Though Guyana has stringent regulations on the use of forest resources, they are not always followed or enforced. Last year, for instance, the new Guyana Forestry Commission board revoked permits for Bai Shan Lin, a Chinese timber company that was logging “willy-nilly” for several years, says Conservation International’s Singh. The company was managing over 627,000 hectares of logging concessions in the country.
Williams of nrddb says that Indigenous people near the villages of Apoteri and Rewa in his region were affected by the Chinese logging concessions, which were contiguous with their titled land. “They began building a road without any consultation or any knowledge of the people,” in violation of the Amerindian Act, which protects Amerindian rights, he says. Bai Shan Lin was ultimately booted out of Guyana in part due to the nrddb’s lobbying power, he says. nrddb is currently pressing the government to extend Indigenous land rights around Apoteri and Rewa.

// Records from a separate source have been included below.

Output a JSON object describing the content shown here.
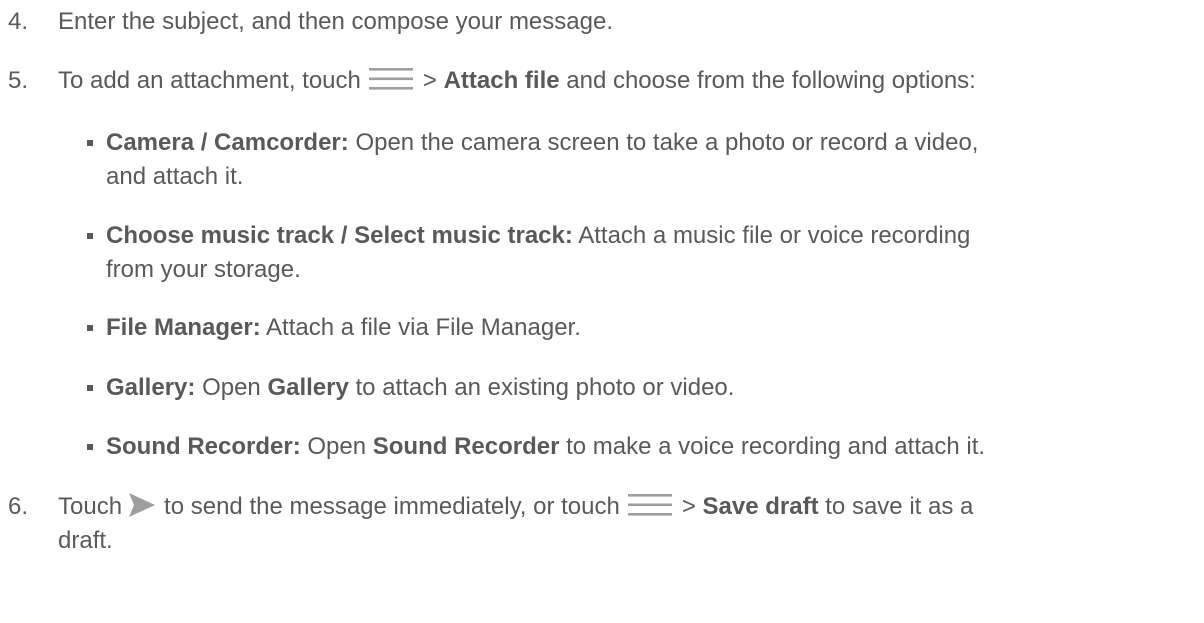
{
  "steps": {
    "s4": {
      "num": "4.",
      "text": "Enter the subject, and then compose your message."
    },
    "s5": {
      "num": "5.",
      "pre": "To add an attachment, touch",
      "sep": ">",
      "bold": "Attach file",
      "post": "and choose from the following options:"
    },
    "s6": {
      "num": "6.",
      "pre": "Touch",
      "mid": "to send the message immediately, or touch",
      "sep": ">",
      "bold": "Save draft",
      "post": "to save it as a",
      "post2": "draft."
    }
  },
  "options": [
    {
      "term": "Camera / Camcorder:",
      "line1": "Open the camera screen to take a photo or record a video,",
      "line2": "and attach it."
    },
    {
      "term": "Choose music track / Select music track:",
      "line1": "Attach a music file or voice recording",
      "line2": "from your storage."
    },
    {
      "term": "File Manager:",
      "desc": "Attach a file via File Manager."
    },
    {
      "term": "Gallery:",
      "pre": "Open",
      "bold": "Gallery",
      "post": "to attach an existing photo or video."
    },
    {
      "term": "Sound Recorder:",
      "pre": "Open",
      "bold": "Sound Recorder",
      "post": "to make a voice recording and attach it."
    }
  ],
  "icons": {
    "menu": "menu-icon",
    "send": "send-icon",
    "color": "#9e9e9e"
  }
}
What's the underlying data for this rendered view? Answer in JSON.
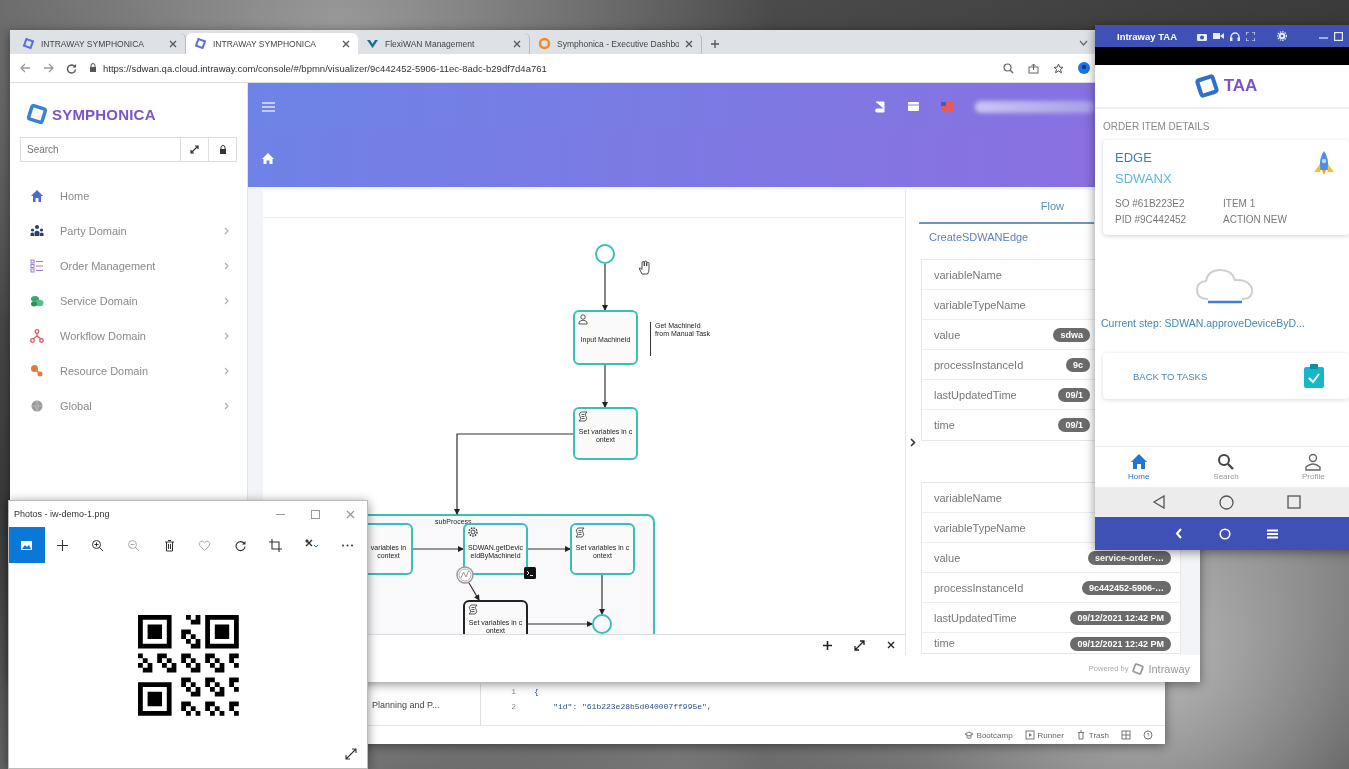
{
  "browser": {
    "tabs": [
      {
        "title": "INTRAWAY SYMPHONICA",
        "kind": "symphonica",
        "selected": false
      },
      {
        "title": "INTRAWAY SYMPHONICA",
        "kind": "symphonica",
        "selected": true
      },
      {
        "title": "FlexiWAN Management",
        "kind": "flexiwan",
        "selected": false
      },
      {
        "title": "Symphonica - Executive Dashbo",
        "kind": "dashboard",
        "selected": false
      }
    ],
    "url": "https://sdwan.qa.cloud.intraway.com/console/#/bpmn/visualizer/9c442452-5906-11ec-8adc-b29df7d4a761"
  },
  "app": {
    "logo": "SYMPHONICA",
    "search": {
      "placeholder": "Search"
    },
    "menu": [
      {
        "kind": "home",
        "label": "Home",
        "expandable": false
      },
      {
        "kind": "party",
        "label": "Party Domain",
        "expandable": true
      },
      {
        "kind": "order",
        "label": "Order Management",
        "expandable": true
      },
      {
        "kind": "service",
        "label": "Service Domain",
        "expandable": true
      },
      {
        "kind": "workflow",
        "label": "Workflow Domain",
        "expandable": true
      },
      {
        "kind": "resource",
        "label": "Resource Domain",
        "expandable": true
      },
      {
        "kind": "global",
        "label": "Global",
        "expandable": true
      }
    ],
    "diagram": {
      "nodes": [
        {
          "kind": "start_event",
          "completed": true
        },
        {
          "kind": "user_task",
          "label": "Input MachineId",
          "completed": true
        },
        {
          "kind": "annotation",
          "label": "Get MachineId from Manual Task"
        },
        {
          "kind": "script_task",
          "label": "Set variables in context",
          "completed": true
        },
        {
          "kind": "subprocess",
          "label": "subProcess",
          "completed": true
        },
        {
          "kind": "script_task",
          "label": "variables in context",
          "completed": true
        },
        {
          "kind": "service_task",
          "label": "SDWAN.getDeviceIdByMachineId",
          "completed": true
        },
        {
          "kind": "script_task",
          "label": "Set variables in context",
          "completed": true
        },
        {
          "kind": "script_task",
          "label": "Set variables in context",
          "completed": false
        },
        {
          "kind": "end_event",
          "completed": true
        },
        {
          "kind": "timer_event",
          "completed": false
        }
      ]
    },
    "flow_panel": {
      "tab": "Flow",
      "process": "CreateSDWANEdge",
      "groups": [
        {
          "rows": [
            {
              "name": "variableName"
            },
            {
              "name": "variableTypeName"
            },
            {
              "name": "value",
              "value": "sdwa"
            },
            {
              "name": "processInstanceId",
              "value": "9c"
            },
            {
              "name": "lastUpdatedTime",
              "value": "09/1"
            },
            {
              "name": "time",
              "value": "09/1"
            }
          ]
        },
        {
          "rows": [
            {
              "name": "variableName"
            },
            {
              "name": "variableTypeName"
            },
            {
              "name": "value",
              "value": "service-order-…"
            },
            {
              "name": "processInstanceId",
              "value": "9c442452-5906-…"
            },
            {
              "name": "lastUpdatedTime",
              "value": "09/12/2021 12:42 PM"
            },
            {
              "name": "time",
              "value": "09/12/2021 12:42 PM"
            }
          ]
        }
      ]
    },
    "footer": {
      "powered_by": "Powered by",
      "brand": "Intraway"
    }
  },
  "photos": {
    "title": "Photos - iw-demo-1.png",
    "toolbar": [
      {
        "kind": "view",
        "selected": true
      },
      {
        "kind": "add",
        "selected": false
      },
      {
        "kind": "zoom_in",
        "selected": false
      },
      {
        "kind": "zoom_out",
        "selected": false
      },
      {
        "kind": "delete",
        "selected": false
      },
      {
        "kind": "favorite",
        "selected": false
      },
      {
        "kind": "rotate",
        "selected": false
      },
      {
        "kind": "crop",
        "selected": false
      },
      {
        "kind": "edit",
        "selected": false
      },
      {
        "kind": "more",
        "selected": false
      }
    ]
  },
  "background_window": {
    "list_items": [
      "Planning and P..."
    ],
    "code_lines": [
      {
        "number": "1",
        "text": "{"
      },
      {
        "number": "2",
        "text": "    \"id\": \"61b223e28b5d040007ff995e\","
      }
    ],
    "status_items": [
      {
        "kind": "bootcamp",
        "label": "Bootcamp"
      },
      {
        "kind": "runner",
        "label": "Runner"
      },
      {
        "kind": "trash",
        "label": "Trash"
      }
    ]
  },
  "taa": {
    "title": "Intraway TAA",
    "logo": "TAA",
    "section": "ORDER ITEM DETAILS",
    "order": {
      "type": "EDGE",
      "name": "SDWANX",
      "so": "SO #61B223E2",
      "item": "ITEM 1",
      "pid": "PID #9C442452",
      "action": "ACTION NEW"
    },
    "current_step": "Current step: SDWAN.approveDeviceByD...",
    "back_button": "BACK TO TASKS",
    "nav": [
      {
        "kind": "home",
        "label": "Home",
        "selected": true
      },
      {
        "kind": "search",
        "label": "Search",
        "selected": false
      },
      {
        "kind": "profile",
        "label": "Profile",
        "selected": false
      }
    ]
  }
}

Unlike logging, much of the mining activity is illegal and small scale, done by people, including Amerindians, who lack other prospects and cannot or will not manage tailings (toxic materials left over from mining) or carry out restoration after extraction. Even legally-sanctioned mining can be problematic. The Amerindian People’s Association alleges that in many cases mining rights have been issued to third parties on Amerindian lands without Indigenous peoples’ informed consent.

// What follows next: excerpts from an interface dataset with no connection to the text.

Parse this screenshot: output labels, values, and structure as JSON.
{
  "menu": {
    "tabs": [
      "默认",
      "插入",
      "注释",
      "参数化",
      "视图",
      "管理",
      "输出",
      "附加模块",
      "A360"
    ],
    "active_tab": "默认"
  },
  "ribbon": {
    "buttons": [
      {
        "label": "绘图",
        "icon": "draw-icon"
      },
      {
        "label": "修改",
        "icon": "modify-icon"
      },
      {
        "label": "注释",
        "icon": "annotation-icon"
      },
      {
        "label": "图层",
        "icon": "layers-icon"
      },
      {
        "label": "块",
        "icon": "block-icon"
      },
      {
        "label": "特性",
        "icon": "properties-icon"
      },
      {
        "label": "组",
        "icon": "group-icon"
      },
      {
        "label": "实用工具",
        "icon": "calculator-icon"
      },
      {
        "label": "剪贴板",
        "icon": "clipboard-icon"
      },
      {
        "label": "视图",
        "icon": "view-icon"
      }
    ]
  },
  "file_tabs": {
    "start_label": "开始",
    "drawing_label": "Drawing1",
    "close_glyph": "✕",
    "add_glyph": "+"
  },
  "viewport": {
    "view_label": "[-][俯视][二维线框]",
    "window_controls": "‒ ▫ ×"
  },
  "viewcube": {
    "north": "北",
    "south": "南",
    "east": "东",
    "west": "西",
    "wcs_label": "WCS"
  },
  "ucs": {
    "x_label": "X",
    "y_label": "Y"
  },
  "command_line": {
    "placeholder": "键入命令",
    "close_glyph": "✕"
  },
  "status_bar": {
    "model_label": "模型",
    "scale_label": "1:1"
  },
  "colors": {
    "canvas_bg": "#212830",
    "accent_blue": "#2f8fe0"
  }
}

Mining activity increased radically in the country when gold prices soared after the 2008 global recession. In 2012, when mining was at its peak, the country lost 14,655 hectares of forest cover. The numbers have dropped since, but unauthorized as well as legally sanctioned mining continues to impact Guyana’s forests. (Under Guyana’s agreement with Norway, some forest loss is permissible. redd+ payments are reduced only if deforestation levels rise above an agreed upon threshold.)

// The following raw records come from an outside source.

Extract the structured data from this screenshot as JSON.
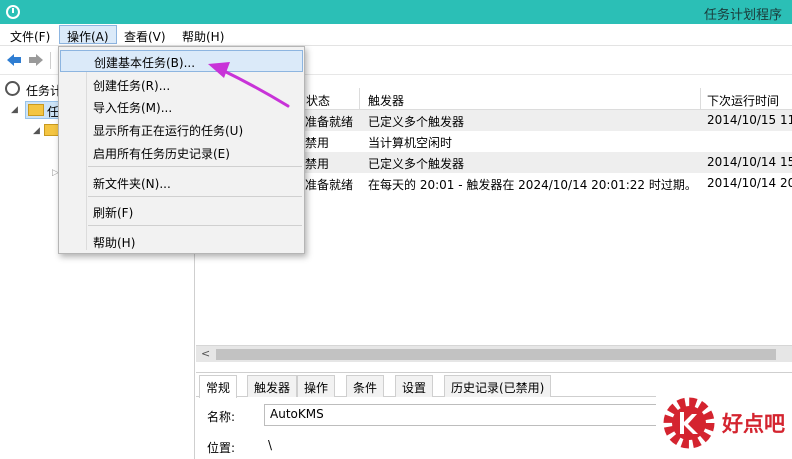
{
  "window": {
    "title": "任务计划程序"
  },
  "menubar": [
    {
      "label": "文件(F)"
    },
    {
      "label": "操作(A)"
    },
    {
      "label": "查看(V)"
    },
    {
      "label": "帮助(H)"
    }
  ],
  "tree": {
    "root_label": "任务计",
    "selected_label": "任"
  },
  "action_menu": {
    "items": [
      {
        "label": "创建基本任务(B)..."
      },
      {
        "label": "创建任务(R)..."
      },
      {
        "label": "导入任务(M)..."
      },
      {
        "label": "显示所有正在运行的任务(U)"
      },
      {
        "label": "启用所有任务历史记录(E)"
      },
      {
        "label": "新文件夹(N)..."
      },
      {
        "label": "刷新(F)"
      },
      {
        "label": "帮助(H)"
      }
    ]
  },
  "task_list": {
    "columns": [
      "状态",
      "触发器",
      "下次运行时间"
    ],
    "rows": [
      {
        "status": "准备就绪",
        "trigger": "已定义多个触发器",
        "next_run": "2014/10/15 11"
      },
      {
        "status": "禁用",
        "trigger": "当计算机空闲时",
        "next_run": ""
      },
      {
        "status": "禁用",
        "trigger": "已定义多个触发器",
        "next_run": "2014/10/14 15"
      },
      {
        "status": "准备就绪",
        "trigger": "在每天的 20:01 - 触发器在 2024/10/14 20:01:22 时过期。",
        "next_run": "2014/10/14 20"
      }
    ]
  },
  "detail": {
    "tabs": [
      "常规",
      "触发器",
      "操作",
      "条件",
      "设置",
      "历史记录(已禁用)"
    ],
    "name_label": "名称:",
    "name_value": "AutoKMS",
    "location_label": "位置:",
    "location_value": "\\"
  },
  "watermark": {
    "text": "好点吧"
  },
  "colors": {
    "titlebar": "#2bbfb6",
    "menu_hover": "#dbeaf9",
    "arrow": "#c833d8",
    "logo": "#d4242f"
  }
}
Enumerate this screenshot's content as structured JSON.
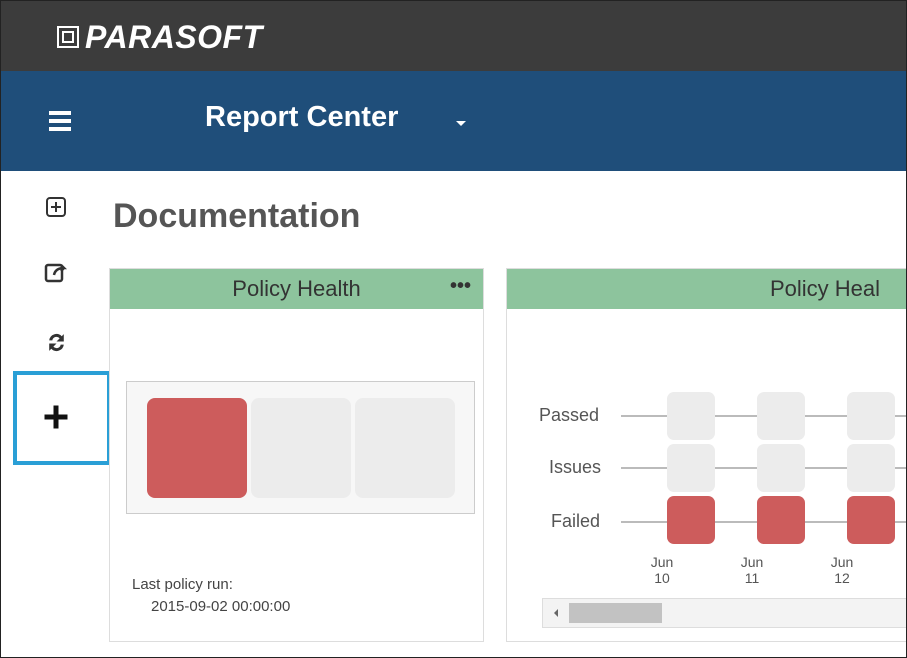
{
  "brand": {
    "logo_text": "PARASOFT"
  },
  "nav": {
    "title": "Report Center"
  },
  "page": {
    "title": "Documentation"
  },
  "toolbar": {
    "icons": [
      "expand-icon",
      "share-icon",
      "refresh-icon",
      "add-icon"
    ]
  },
  "widgets": [
    {
      "title": "Policy Health",
      "menu": "•••",
      "tiles": [
        {
          "status": "failed"
        },
        {
          "status": "empty"
        },
        {
          "status": "empty"
        }
      ],
      "last_run_label": "Last policy run:",
      "last_run_value": "2015-09-02 00:00:00"
    },
    {
      "title": "Policy Heal",
      "rows": [
        "Passed",
        "Issues",
        "Failed"
      ],
      "columns": [
        {
          "date_month": "Jun",
          "date_day": "10",
          "status": "failed"
        },
        {
          "date_month": "Jun",
          "date_day": "11",
          "status": "failed"
        },
        {
          "date_month": "Jun",
          "date_day": "12",
          "status": "failed"
        }
      ]
    }
  ],
  "colors": {
    "topbar": "#3c3c3c",
    "navbar": "#1f4e7a",
    "widget_header": "#8dc49d",
    "failed": "#cd5c5c",
    "highlight": "#2a9fd6"
  }
}
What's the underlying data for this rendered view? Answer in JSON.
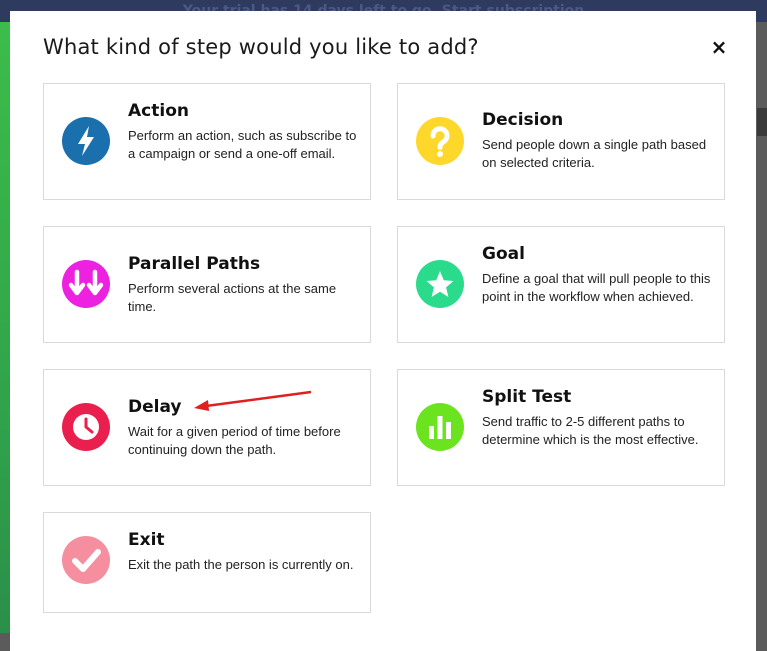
{
  "banner": {
    "text": "Your trial has 14 days left to go. Start subscription"
  },
  "modal": {
    "title": "What kind of step would you like to add?",
    "close_label": "×"
  },
  "cards": [
    {
      "title": "Action",
      "description": "Perform an action, such as subscribe to a campaign or send a one-off email.",
      "icon": "lightning-icon",
      "color": "#1a6fad"
    },
    {
      "title": "Decision",
      "description": "Send people down a single path based on selected criteria.",
      "icon": "question-mark-icon",
      "color": "#fdd82b"
    },
    {
      "title": "Parallel Paths",
      "description": "Perform several actions at the same time.",
      "icon": "parallel-arrows-icon",
      "color": "#ec22e0"
    },
    {
      "title": "Goal",
      "description": "Define a goal that will pull people to this point in the workflow when achieved.",
      "icon": "star-icon",
      "color": "#2bdb8c"
    },
    {
      "title": "Delay",
      "description": "Wait for a given period of time before continuing down the path.",
      "icon": "clock-icon",
      "color": "#ea1f4d"
    },
    {
      "title": "Split Test",
      "description": "Send traffic to 2-5 different paths to determine which is the most effective.",
      "icon": "bar-chart-icon",
      "color": "#6be31f"
    },
    {
      "title": "Exit",
      "description": "Exit the path the person is currently on.",
      "icon": "checkmark-icon",
      "color": "#f58fa0"
    }
  ],
  "annotation": {
    "color": "#e02020"
  }
}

In an effort to improve mining standards, Conservation International is working with Guyana’s gold and diamond miners’ associations to outline strategies for “sustainable” gold mining. Despite reservations about a conservation nonprofit working with the very industries that destroy or disturb habitat, given that gold mining is a big employer in Guyana, some say it makes sense to play on organized miners’ interests in order to bring illegal mining under their umbrella.
“It’s an innovative partnership, one could say,” remarks Ragnhildstveit, who is hopeful that the effort will be able to address the “underlying economic factors” behind illegal mining. Bernard of the Transparency Institute calls these steps positive, but points out that Guyana has “fairly good environmental regulations in relation to the mining sector.” The problem, he says, is enforcement. The Guyana Geology and Mines Commission is so understaffed that it can’t effectively monitor mining activity.
Despite all these challenges, Guyana and Norway seem committed to continuing with their ambitious redd+ partnership. Stakeholders on both sides agree that while progress has been slow and bumpy, it is moving forward.
For some, a key marker of progress is statistical – as of 2015, the last year for which data has been collected and independently verified, the country’s deforestation rate had dropped below its peak of 0.079 during the 2012 mining boom to 0.065 percent. For others, the evidence is more experiential – tied to the fact that, in the dense jungles of this small nation, howler monkeys still whoop during predawn hours, hundreds of parrots fly in to “Parrot Island” in the Essequibo River to roost at dusk, brilliant turquoise Morpho butterflies waft in the dark, steamy understory throughout the day, and people continue to live and thrive among the trees.
Erica Gies writes about science and the environment from Victoria, British Columbia, and San Francisco.
A version of this article appeared in the online journal Re.think.